[Dataset rows describing interfaces]
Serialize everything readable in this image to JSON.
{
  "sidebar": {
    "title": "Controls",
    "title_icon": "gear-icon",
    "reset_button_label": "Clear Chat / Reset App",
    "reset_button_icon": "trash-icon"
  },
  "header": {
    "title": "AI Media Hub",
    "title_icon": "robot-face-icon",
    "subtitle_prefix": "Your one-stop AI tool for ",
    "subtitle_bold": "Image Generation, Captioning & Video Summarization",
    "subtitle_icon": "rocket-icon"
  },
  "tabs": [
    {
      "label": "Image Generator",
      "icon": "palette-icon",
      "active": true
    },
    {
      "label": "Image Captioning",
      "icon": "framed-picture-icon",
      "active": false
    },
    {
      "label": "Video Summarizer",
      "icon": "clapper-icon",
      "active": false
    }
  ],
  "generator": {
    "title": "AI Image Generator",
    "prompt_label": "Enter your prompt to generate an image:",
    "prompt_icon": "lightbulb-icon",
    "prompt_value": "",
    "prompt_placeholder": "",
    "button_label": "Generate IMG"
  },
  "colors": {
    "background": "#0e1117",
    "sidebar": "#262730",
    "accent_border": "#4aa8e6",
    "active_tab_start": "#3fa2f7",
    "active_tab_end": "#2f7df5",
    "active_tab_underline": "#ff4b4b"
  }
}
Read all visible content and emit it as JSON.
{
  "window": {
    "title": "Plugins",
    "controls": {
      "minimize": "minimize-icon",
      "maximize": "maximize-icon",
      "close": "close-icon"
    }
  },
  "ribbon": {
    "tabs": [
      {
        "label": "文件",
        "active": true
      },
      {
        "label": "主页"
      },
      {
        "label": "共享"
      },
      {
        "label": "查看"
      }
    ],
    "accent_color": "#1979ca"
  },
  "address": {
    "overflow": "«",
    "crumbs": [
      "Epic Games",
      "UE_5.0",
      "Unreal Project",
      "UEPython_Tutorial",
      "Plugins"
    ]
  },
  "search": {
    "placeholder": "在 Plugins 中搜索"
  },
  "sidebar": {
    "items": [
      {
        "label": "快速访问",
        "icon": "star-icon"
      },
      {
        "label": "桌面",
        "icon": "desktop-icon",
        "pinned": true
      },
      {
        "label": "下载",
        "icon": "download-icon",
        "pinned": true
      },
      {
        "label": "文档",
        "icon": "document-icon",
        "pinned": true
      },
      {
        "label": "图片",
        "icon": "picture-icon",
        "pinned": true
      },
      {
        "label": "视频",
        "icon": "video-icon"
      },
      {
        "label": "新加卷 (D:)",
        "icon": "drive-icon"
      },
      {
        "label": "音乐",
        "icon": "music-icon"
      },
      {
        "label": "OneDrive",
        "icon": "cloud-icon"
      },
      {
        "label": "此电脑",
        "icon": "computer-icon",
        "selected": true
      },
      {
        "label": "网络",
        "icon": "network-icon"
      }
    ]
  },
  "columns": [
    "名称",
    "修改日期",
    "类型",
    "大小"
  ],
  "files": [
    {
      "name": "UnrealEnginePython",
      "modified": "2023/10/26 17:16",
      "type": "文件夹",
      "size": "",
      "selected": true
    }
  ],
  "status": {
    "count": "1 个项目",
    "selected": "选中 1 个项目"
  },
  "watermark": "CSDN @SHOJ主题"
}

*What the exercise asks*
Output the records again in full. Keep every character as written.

*Solution for this task*
Serialize everything readable in this image to JSON.
{
  "sidebar": {
    "title": "Controls",
    "title_icon": "gear-icon",
    "reset_button_label": "Clear Chat / Reset App",
    "reset_button_icon": "trash-icon"
  },
  "header": {
    "title": "AI Media Hub",
    "title_icon": "robot-face-icon",
    "subtitle_prefix": "Your one-stop AI tool for ",
    "subtitle_bold": "Image Generation, Captioning & Video Summarization",
    "subtitle_icon": "rocket-icon"
  },
  "tabs": [
    {
      "label": "Image Generator",
      "icon": "palette-icon",
      "active": true
    },
    {
      "label": "Image Captioning",
      "icon": "framed-picture-icon",
      "active": false
    },
    {
      "label": "Video Summarizer",
      "icon": "clapper-icon",
      "active": false
    }
  ],
  "generator": {
    "title": "AI Image Generator",
    "prompt_label": "Enter your prompt to generate an image:",
    "prompt_icon": "lightbulb-icon",
    "prompt_value": "",
    "prompt_placeholder": "",
    "button_label": "Generate IMG"
  },
  "colors": {
    "background": "#0e1117",
    "sidebar": "#262730",
    "accent_border": "#4aa8e6",
    "active_tab_start": "#3fa2f7",
    "active_tab_end": "#2f7df5",
    "active_tab_underline": "#ff4b4b"
  }
}
Read all visible content and emit it as JSON.
{
  "window": {
    "title": "Plugins",
    "controls": {
      "minimize": "minimize-icon",
      "maximize": "maximize-icon",
      "close": "close-icon"
    }
  },
  "ribbon": {
    "tabs": [
      {
        "label": "文件",
        "active": true
      },
      {
        "label": "主页"
      },
      {
        "label": "共享"
      },
      {
        "label": "查看"
      }
    ],
    "accent_color": "#1979ca"
  },
  "address": {
    "overflow": "«",
    "crumbs": [
      "Epic Games",
      "UE_5.0",
      "Unreal Project",
      "UEPython_Tutorial",
      "Plugins"
    ]
  },
  "search": {
    "placeholder": "在 Plugins 中搜索"
  },
  "sidebar": {
    "items": [
      {
        "label": "快速访问",
        "icon": "star-icon"
      },
      {
        "label": "桌面",
        "icon": "desktop-icon",
        "pinned": true
      },
      {
        "label": "下载",
        "icon": "download-icon",
        "pinned": true
      },
      {
        "label": "文档",
        "icon": "document-icon",
        "pinned": true
      },
      {
        "label": "图片",
        "icon": "picture-icon",
        "pinned": true
      },
      {
        "label": "视频",
        "icon": "video-icon"
      },
      {
        "label": "新加卷 (D:)",
        "icon": "drive-icon"
      },
      {
        "label": "音乐",
        "icon": "music-icon"
      },
      {
        "label": "OneDrive",
        "icon": "cloud-icon"
      },
      {
        "label": "此电脑",
        "icon": "computer-icon",
        "selected": true
      },
      {
        "label": "网络",
        "icon": "network-icon"
      }
    ]
  },
  "columns": [
    "名称",
    "修改日期",
    "类型",
    "大小"
  ],
  "files": [
    {
      "name": "UnrealEnginePython",
      "modified": "2023/10/26 17:16",
      "type": "文件夹",
      "size": "",
      "selected": true
    }
  ],
  "status": {
    "count": "1 个项目",
    "selected": "选中 1 个项目"
  },
  "watermark": "CSDN @SHOJ主题"
}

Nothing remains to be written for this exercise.